Gov. Asa Hutchinson urged eligible teenagers to get vaccinated, stating that vaccines were available if schools wanted to make them available. “It is important for those 16-plus to get vaccinated, which means that some of those that are eligible to be vaccinated are still in high school. We have vaccines that are available. We want to utilize those in the schools that want to make sure that the students have vaccines available to them,” Hutchinson said.
Hutchinson opened vaccine eligibility to all Arkansans age 16 and up on March 30. Opening up eligibility, he said at the time, was designed to spur demand for the vaccine in Arkansas. We’re opening it up because we want to make sure we maximize every opportunity to get this life-saving vaccine into the arms of Arkansans and to accelerate that to the extent that we can,” he said.
With less than two months remaining in the school year, Hutchinson urged schools to begin making vaccinations available for the eligible students as part of a pilot vaccination program.
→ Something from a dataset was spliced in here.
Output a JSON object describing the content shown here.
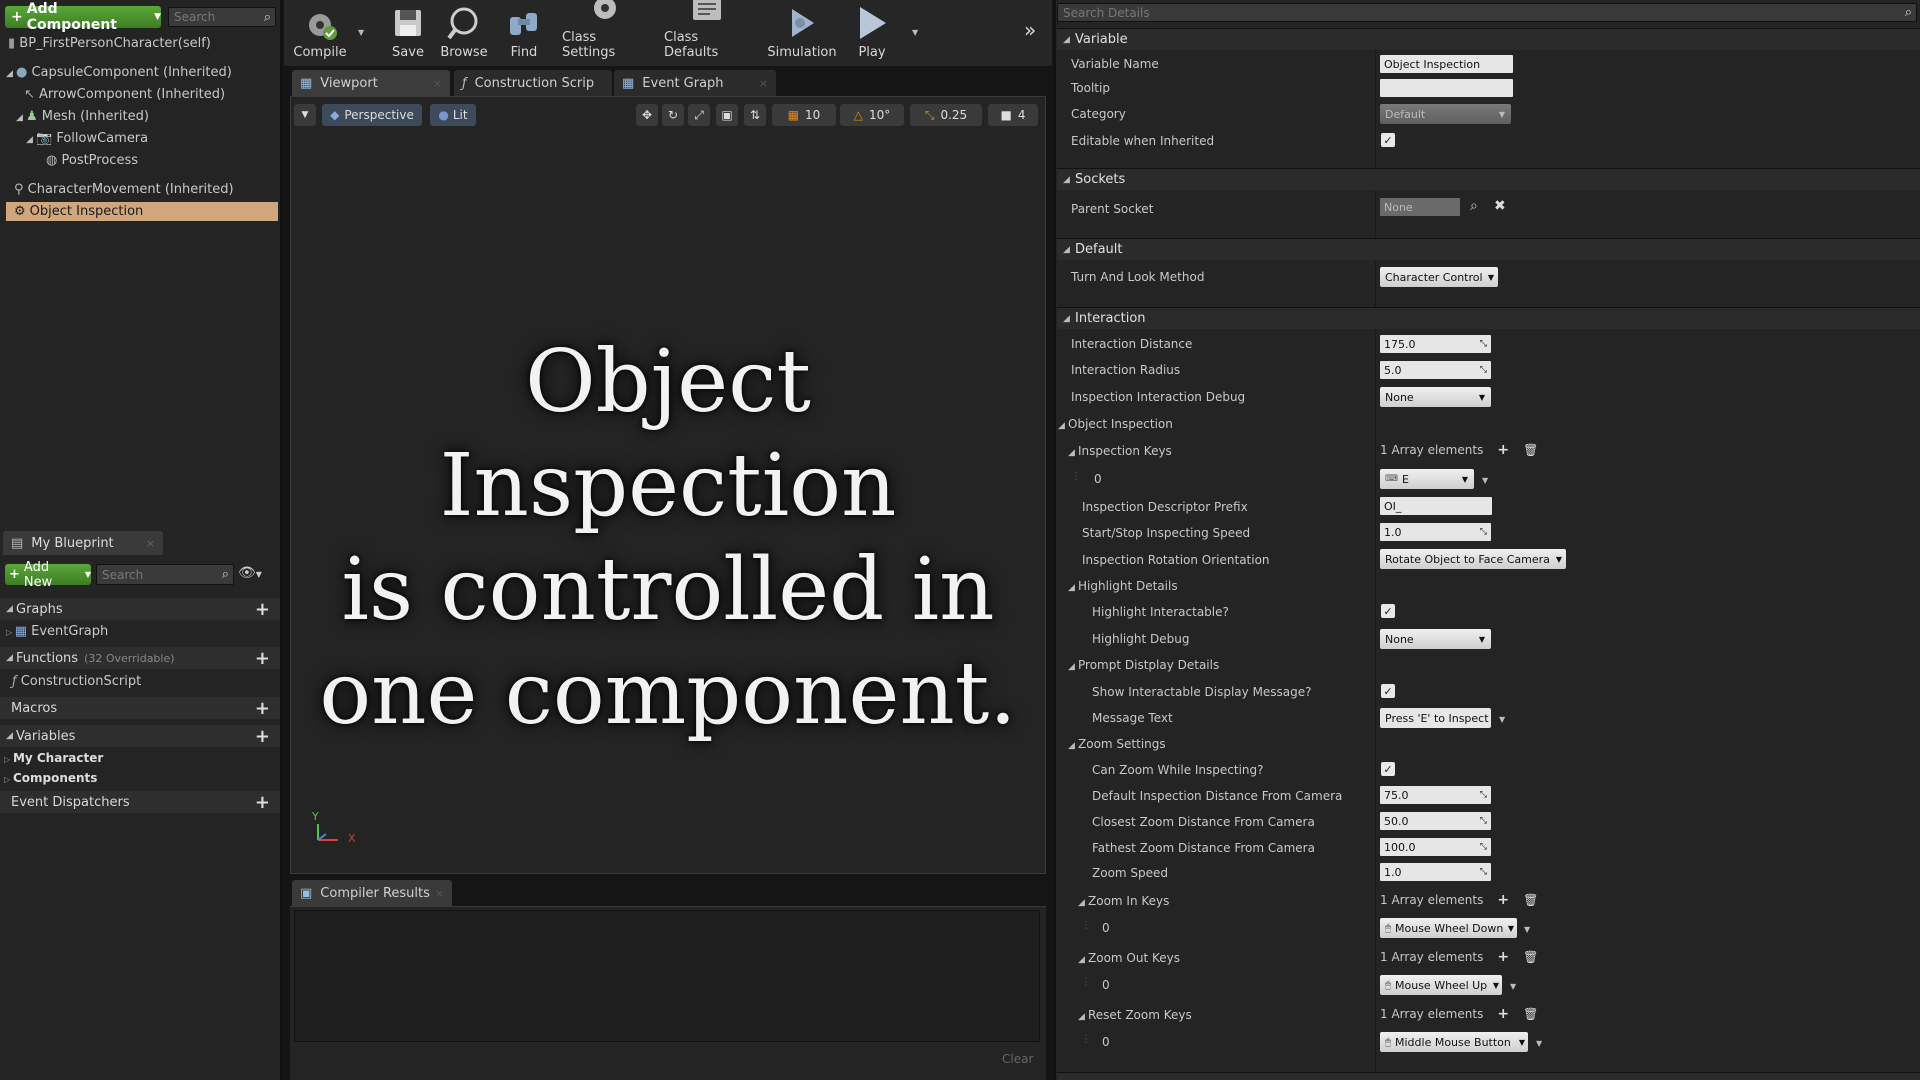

By fall 2021, Hutchinson hopes that U.S. Food and Drug Administration (FDA) approves the COVID-19 vaccine for individuals 12 and up, which he said would allow for a “comprehensive vaccination program” for students.
Pfizer and BioNTech have already launched a clinical trial studying the effect of the vaccine on children age 12 to 15. In late March 2021, the companies announced that the vaccine was safe and 100 percent effective for adolescents after testing 2,260 individuals. Pfizer is submitting its data to the FDA to request emergency authorization for the vaccine for this age group.
Arkansas Department of Education Secretary Johnny Key concurred with Hutchinson, noting that it was critical to provide opportunities for educational stakeholders to have access to vaccines.
“It’s very important that we consider the eligibility of those that are 16 and over and the opportunities that we might have in our schools to administer vaccines to those students who are eligible. That is something that we will be working with the Health Department, with physician groups, primary care physician and pediatricians and our school districts to help set up these opportunities because if we can get more of these students their vaccinations – both of their doses of their vaccines, Dr. Romero – before school’s out, it will help the stage for a good summer and returning to school in the fall,” he said.